Because of its color, Ahlfeld originally thought it was identical to the cobaltomenite from Cacheuta, described by Bertrand (1882), but Herzenberg determined that the red color was superficial only, and disappeared in nitric acid.
X-ray studies of ahlfeldite and cobaltomenite from Pacajake were published by Gattow and Lieder (1963).
Cobaltomenite occurs at Pacajake in solid solution with ahlfeldite; the name cobaltomenite is used when the cobalt content is greater than or equal to the nickel content.
Oxidation of penroseite gave rise to ahlfeldite (Ni), cobaltomenite (Co) and chalcomenite (Cu), while clausthalite gave the secondary lead minerals cerussite, molybdomenite, olsacherite and perhaps also wulfenite.
The stratiform deposits have yielded carrollite, linnaeite, trogtalite, cobaltomenite, heterogenite (both 3R and 2H polytypes), julienite, kolwezite and sphaerocobaltite.

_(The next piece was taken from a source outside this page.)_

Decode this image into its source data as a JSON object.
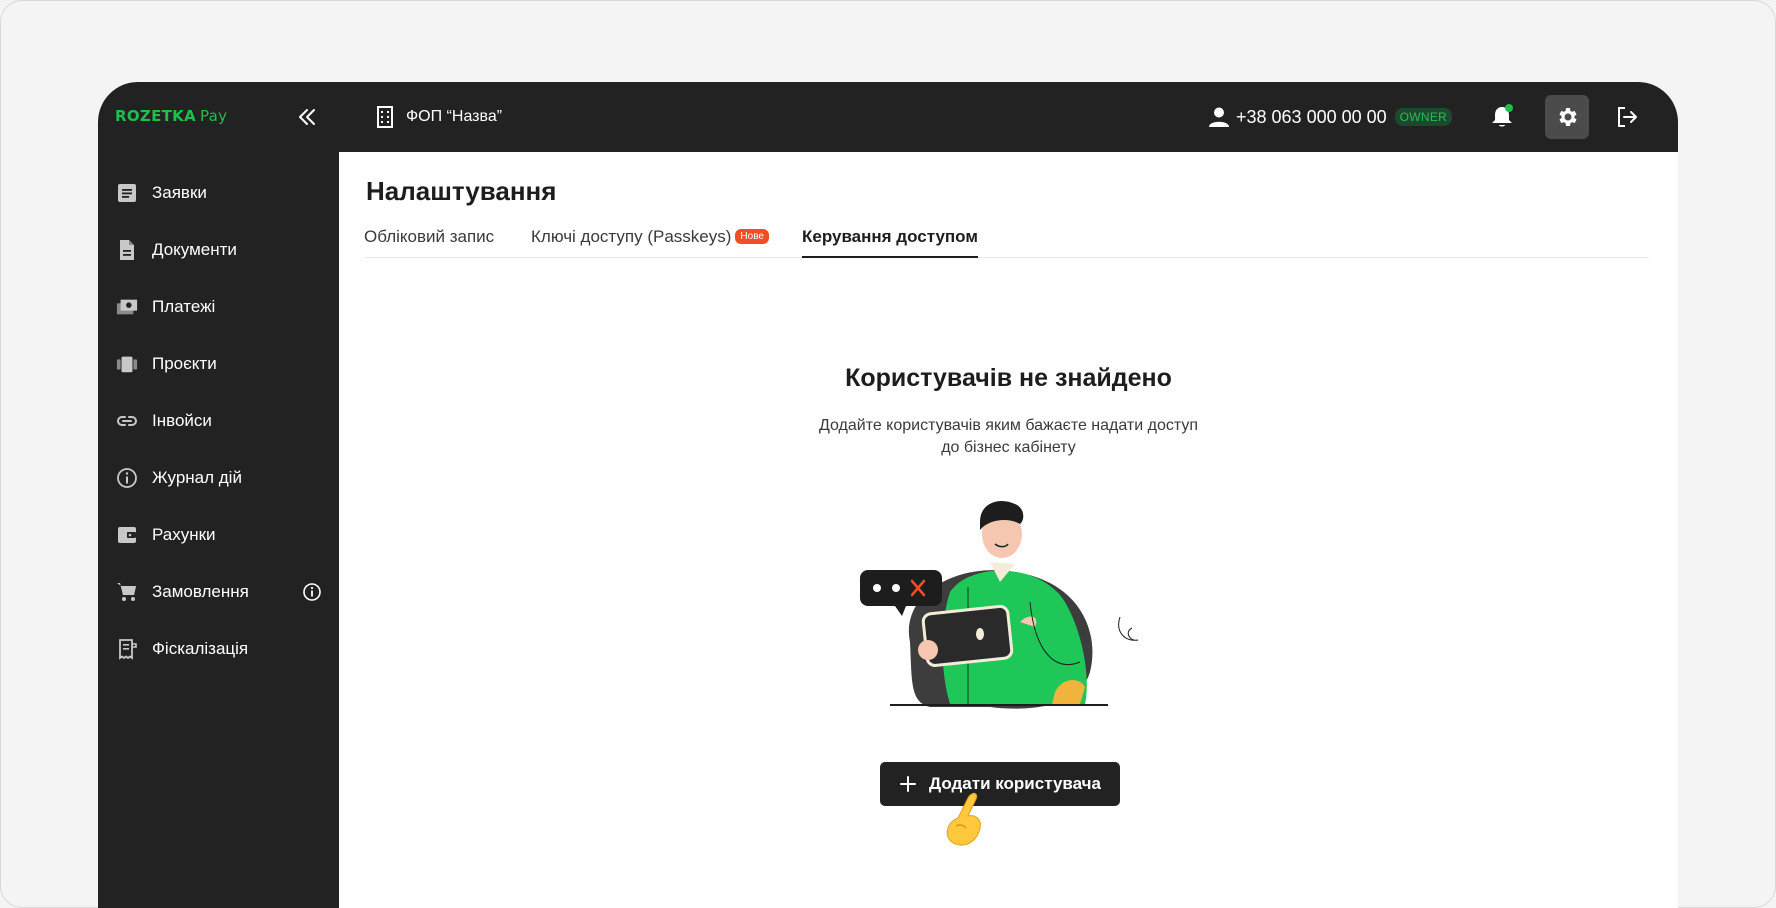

Cobaltomenite has been found on the 2,400 level of the Musonoi-Extension mine.
Katanga Crescent Outside of Stratiform Vein-like Katanga Cresent Cobalt Cobalt Cobalt Deposits Deposits(*) Deposits(**) Primary Linnaeite Linnaeite Linnaeite Minerals Carrollite Carrollite Carrollite Cattierite Cobaltite Siegenite Trogtalite Penroseite Secondary Heterogenite-3R Heterogenite-3R Heterogenite-3R Minerals Heterogenite-2H Oursinite Kolwezite Comblainite Sphaerocobaltite Cobaltomenite Julienite * Shinkolobwe ** Kipushi
Other new finds from Utah include thin, bladed, centimeter-size crystals of hematite from the Creole mine, Beaver County (John Seibel Minerals); pale blue botryoidal smithsonite, calcite, rosasite, plattnerite and aurichalcite from the Hidden Treasure mine, north of Ophir, Tooele County, available from Jim McGlasson; rich purple crusts of cobaltomenite
on rock from the Parco mine group, Thompson District, Grand County, and microcrystals of pharmacosiderite, metazeunerite and olivenite from the Big Indian mine, near La Sal, San Juan County (Virgin Mining).